Whitelists, or ad types that are allowed by ad blockers, are for those ads that can be thought as the kind that the ad blocking user probably wouldn’t want to block in the first place. These are also known as acceptable ads.
A good test of what this kind of ad is, versus the kind that has made you go out and get an ad blocker, is whether they argue with user intent or page content. The acceptable ad goes with the page content better, and basically agrees with how the user experiences the page. Strong examples of this are text ads in internet search or in forums where the main content is text.
Even though text ads in search are arguably the most integrated to web pages since they help users get their intent done fully, acceptable ads still come in other forms. These other ad styles tend to simply go well with a page’s content, or that look about the same as that content. They can also be relevant to the reason that a user may be on the site, but in forms other than text, such as sponsored articles which tend to look like on-site links. These are best as acceptable ads when they are at the end of main page content, where you might expect to see similar looking organic links. Their main ‘acceptable’ quality is that they blend in well.
The whitelist requirements were decided by a survey of users that reviewed ads to see whether they fit physically into page content, are relevant to the content of that page and how much they are able to help users interact with page content.
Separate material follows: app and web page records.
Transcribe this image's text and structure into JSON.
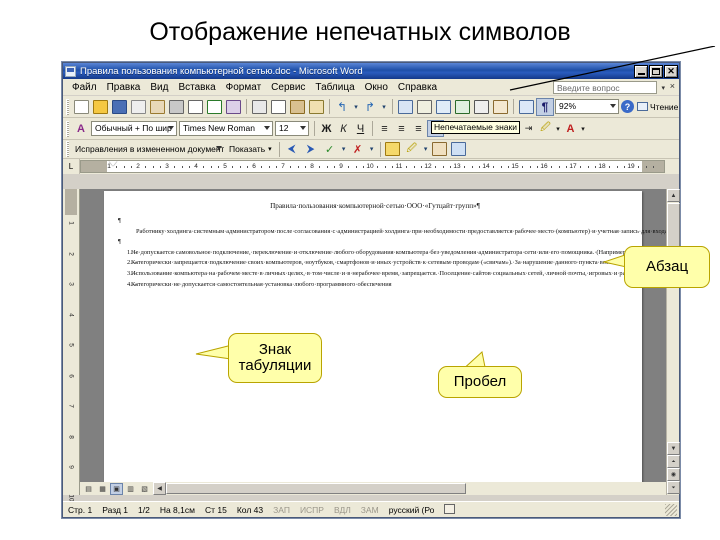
{
  "slide": {
    "title": "Отображение непечатных символов"
  },
  "window": {
    "title": "Правила пользования компьютерной сетью.doc - Microsoft Word",
    "icon": "word-document-icon",
    "buttons": {
      "minimize": "minimize-icon",
      "maximize": "maximize-icon",
      "close": "close-icon"
    }
  },
  "menubar": {
    "items": [
      "Файл",
      "Правка",
      "Вид",
      "Вставка",
      "Формат",
      "Сервис",
      "Таблица",
      "Окно",
      "Справка"
    ],
    "ask_placeholder": "Введите вопрос",
    "ask_value": "",
    "close_label": "×"
  },
  "standard_toolbar": {
    "zoom_value": "92%",
    "reading_label": "Чтение",
    "show_marks_active": true,
    "icons": [
      "new-document-icon",
      "open-folder-icon",
      "save-icon",
      "mail-icon",
      "permission-icon",
      "print-icon",
      "print-preview-icon",
      "spelling-check-icon",
      "research-icon",
      "cut-icon",
      "copy-icon",
      "paste-icon",
      "format-painter-icon",
      "undo-icon",
      "undo-dropdown-icon",
      "redo-icon",
      "redo-dropdown-icon",
      "insert-hyperlink-icon",
      "tables-borders-icon",
      "insert-table-icon",
      "insert-excel-table-icon",
      "columns-icon",
      "drawing-icon",
      "document-map-icon",
      "show-formatting-marks-icon",
      "help-icon",
      "reading-layout-icon"
    ]
  },
  "formatting_toolbar": {
    "style_value": "Обычный + По шир",
    "font_value": "Times New Roman",
    "size_value": "12",
    "bold_label": "Ж",
    "italic_label": "К",
    "underline_label": "Ч",
    "align_left": "align-left-icon",
    "align_center": "align-center-icon",
    "align_right": "align-right-icon",
    "align_justify": "align-justify-icon",
    "line_spacing": "line-spacing-icon",
    "numbering": "numbering-icon",
    "bullets": "bullets-icon",
    "decrease_indent": "decrease-indent-icon",
    "increase_indent": "increase-indent-icon",
    "highlight": "highlight-color-icon",
    "font_color": "font-color-icon",
    "tooltip": "Непечатаемые знаки"
  },
  "reviewing_toolbar": {
    "display_value": "Исправления в измененном документе",
    "show_label": "Показать",
    "icons": [
      "previous-change-icon",
      "next-change-icon",
      "accept-change-icon",
      "reject-change-icon",
      "new-comment-icon",
      "highlight-icon",
      "track-changes-icon",
      "reviewing-pane-icon"
    ]
  },
  "ruler": {
    "tab_stop_label": "L",
    "horizontal_ticks": [
      "1",
      "2",
      "3",
      "4",
      "5",
      "6",
      "7",
      "8",
      "9",
      "10",
      "11",
      "12",
      "13",
      "14",
      "15",
      "16",
      "17",
      "18",
      "19"
    ],
    "vertical_ticks": [
      "1",
      "2",
      "3",
      "4",
      "5",
      "6",
      "7",
      "8",
      "9",
      "10"
    ]
  },
  "document": {
    "heading": "Правила·пользования·компьютерной·сетью·ООО·«Гутцайт·групп»¶",
    "pilcrow": "¶",
    "paragraphs": [
      "Работнику·холдинга·системным·администратором·после·согласования·с·администрацией·холдинга·при·необходимости·предоставляется·рабочее·место·(компьютер)·и·учетная·запись·для·входа·в·сеть.·При·работе·на·персональном·компьютере·в·сети·холдинга·необходимо·выполнять·следующие·правила:¶"
    ],
    "list_items": [
      {
        "num": "1.",
        "tab": "→",
        "text": "Не·допускается·самовольное·подключение,·переключение·и·отключение·любого·оборудования·компьютера·без·уведомления·администратора·сети·или·его·помощника.·(Например,·подключение·своих·наушников,·телефонов,·мыши;·отключение·принтеров,·мониторов,·колонок·и·т.п.)¶"
      },
      {
        "num": "2.",
        "tab": "→",
        "text": "Категорически·запрещается·подключение·своих·компьютеров,·ноутбуков,·смартфонов·и·иных·устройств·к·сетевым·проводам·(«свичам»).·За·нарушение·данного·пункта·возможны·серьезные·штрафные·санкции,·вплоть·до·увольнения.·Также·запрещается·самостоятельно·переключать·любые·сетевые·провода·в·коммутаторах.¶"
      },
      {
        "num": "3.",
        "tab": "→",
        "text": "Использование·компьютера·на·рабочем·месте·в·личных·целях,·в·том·числе·и·в·нерабочее·время,·запрещается.·Посещение·сайтов·социальных·сетей,·личной·почты,·игровых·и·развлекательных·порталов,·как·правило,·не·разрешается,·за·исключением·тех,·кому·это·необходимо·для·работы·(например,·размещение·рекламы).·Категорически·запрещается·скачивать·большие·объемы·информации·(например,·фильмы)·из·Интернета·без·согласования·с·системным·администратором.¶"
      },
      {
        "num": "4.",
        "tab": "→",
        "text": "Категорически·не·допускается·самостоятельная·установка·любого·программного·обеспечения"
      }
    ]
  },
  "callouts": [
    {
      "id": "abzac",
      "label": "Абзац"
    },
    {
      "id": "tab",
      "label": "Знак табуляции"
    },
    {
      "id": "space",
      "label": "Пробел"
    }
  ],
  "statusbar": {
    "page": "Стр. 1",
    "section": "Разд 1",
    "pages": "1/2",
    "position": "На 8,1см",
    "line": "Ст 15",
    "column": "Кол 43",
    "rec": "ЗАП",
    "trk": "ИСПР",
    "ext": "ВДЛ",
    "ovr": "ЗАМ",
    "language": "русский (Ро",
    "spell_icon": "spelling-status-icon"
  },
  "view_buttons": [
    "normal-view-icon",
    "web-layout-icon",
    "print-layout-icon",
    "outline-view-icon",
    "reading-view-icon"
  ]
}
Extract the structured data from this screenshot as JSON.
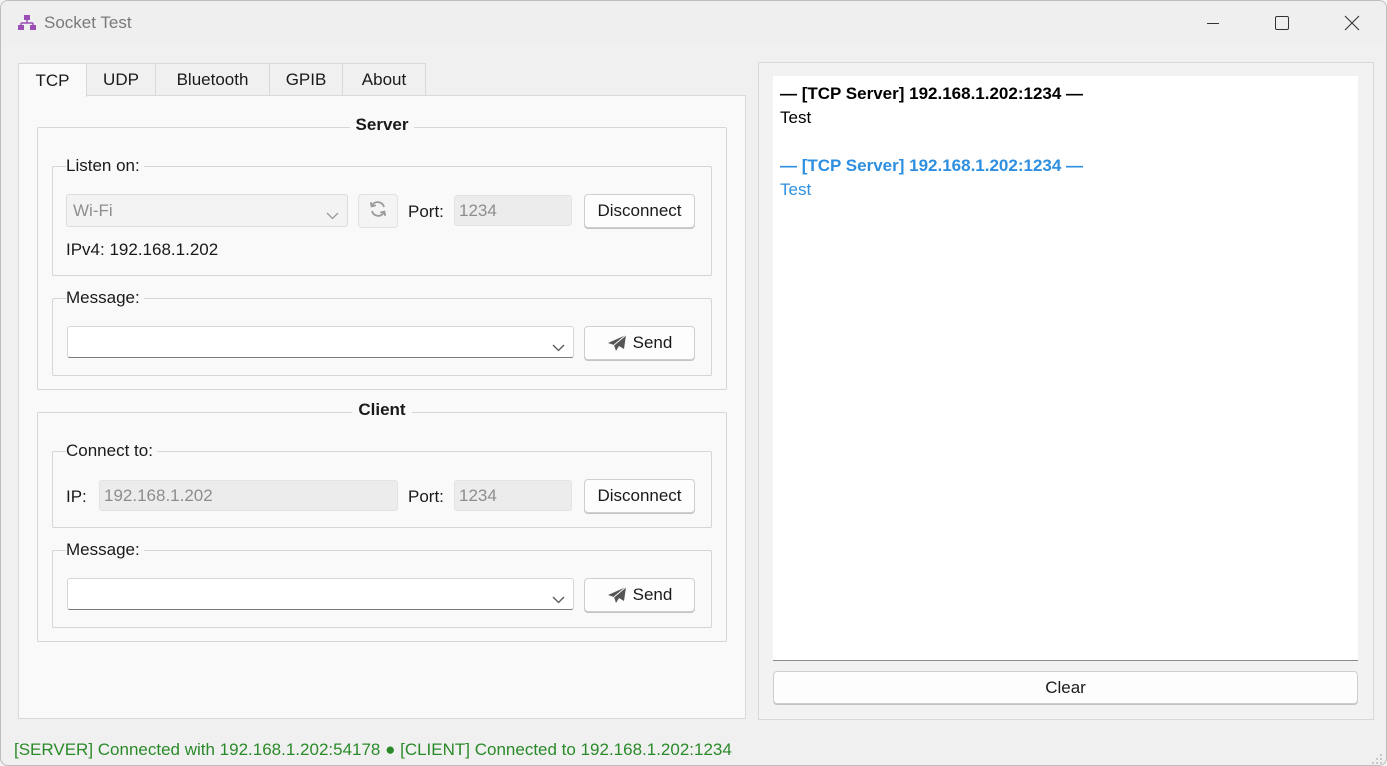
{
  "window": {
    "title": "Socket Test",
    "icon": "network-icon",
    "controls": [
      "minimize-icon",
      "maximize-icon",
      "close-icon"
    ]
  },
  "tabs": [
    {
      "label": "TCP",
      "active": true
    },
    {
      "label": "UDP",
      "active": false
    },
    {
      "label": "Bluetooth",
      "active": false
    },
    {
      "label": "GPIB",
      "active": false
    },
    {
      "label": "About",
      "active": false
    }
  ],
  "server": {
    "title": "Server",
    "listen_label": "Listen on:",
    "interface_value": "Wi-Fi",
    "refresh_icon": "refresh-icon",
    "port_label": "Port:",
    "port_value": "1234",
    "disconnect_label": "Disconnect",
    "ipv4_text": "IPv4: 192.168.1.202",
    "message_label": "Message:",
    "message_value": "",
    "send_label": "Send",
    "send_icon": "paper-plane-icon"
  },
  "client": {
    "title": "Client",
    "connect_label": "Connect to:",
    "ip_label": "IP:",
    "ip_value": "192.168.1.202",
    "port_label": "Port:",
    "port_value": "1234",
    "disconnect_label": "Disconnect",
    "message_label": "Message:",
    "message_value": "",
    "send_label": "Send",
    "send_icon": "paper-plane-icon"
  },
  "log": {
    "entries": [
      {
        "header": "— [TCP Server] 192.168.1.202:1234 —",
        "message": "Test",
        "direction": "sent",
        "color": "#000000"
      },
      {
        "header": "— [TCP Server] 192.168.1.202:1234 —",
        "message": "Test",
        "direction": "received",
        "color": "#2e8fe0"
      }
    ],
    "clear_label": "Clear"
  },
  "status": {
    "text": "[SERVER] Connected with 192.168.1.202:54178 ● [CLIENT] Connected to 192.168.1.202:1234",
    "color": "#2a8a2a"
  }
}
All advertisers will of course want to be whitelisted, but the requirements are strict. And as we just talked about, they are also user, as opposed to advertiser, focused and because of that, acceptance rates are low. While
on that is as of 2013, the whitelist requirements have hardly (if at all) changed since then. It’s hard to imagine how any difference in that acceptance rate would be from anything but advertisers submitting less intrusive ad types for whitelisting.
Importantly, and contrary to a popular myth, there aren’t any ad publishers that can pay to be whitelisted. While it’s true that there are large entities that are paying for their whitelisting status to be kept up because of the associated personnel and monitoring costs for whitelisting large ad networks, they got the status in the first place by meeting the requirements.
A large ad network in this case is one with whitelisted ads displaying on web pages at least 10 million times a month.
Most users keep whitelists activated – they are a default feature in ad blockers sometimes – but some of the ads that have made the cut for whitelisting have been controversial. These ads might meet the requirements technically, but they have unfortunately turned out to annoy users despite their whitelist status.
These are mostly the (now-infamous) ads by Taboola, which are sponsored articles or listicles that appear on pages as obvious ad-like images. As might be needless to say, their presence on the whitelist has mystified a lot of ad blocking users.
An internet search on the topic of Taboola ads in terms of ad blockers allowing them turns up a lot of discussion on the issue. And in fact, there is an even an extension for Chrome that is just for blocking Taboola ads.
You can see what ad blocking user’s concerns are with whitelisted Taboola ads at this forum
from the Adblock Plus website.
So in case these ads have been appearing for you there is a way to stop them while saving the useful or unobstructive part of the whitelist. Steps below.
Open Adblock Plus/AdBlock (click on the icon, which is on the top right side of most browsers. If it isn’t there, as in Windows Safari, look to the left.)
Click on ‘Options’
There will be a menu item there that lets you add filters, or blocking rules.
In AdBlock, this option is in the ‘Customize’ section.
In Adblock Plus, the option is in the ‘Advanced’ section of the options menu.
In the appropriate section there will be a blank dialogue box that lets you get those filters added.
To add the Taboola filter, copy and paste this line of code in the dialog box -
With that, you can be rid of the sometime user experience-detracting Taboola ads, and keep all of the other ads on the whitelist going.
So while the whitelist has a few different types of ads, it’s important to know what type of ad will never be unblocked by an ad blocker. From the Acceptable Ads Committee’s website, they are:
Ads with special effects, like motion effects
Autoplay video ads
Ads that load new ads while the page content stays the same
Ads that grow in size
“Oversize” image ads
Full screen ads
Ads that cover page content
So that, generally, is the block list. But you already knew it anyway – they’re the reason you [probably] have an ad blocker humming in the background right now.
Whitelist are a default feature in most ad blockers, and it’s easy to turn them off if you prefer.
Just click on the ad blocker’s icon, which will be on the top right or left of the screen and find the options menu where there will be an item addressing ‘Acceptable Ads’. Near that there will be a checkbox where you can turn the option on or off.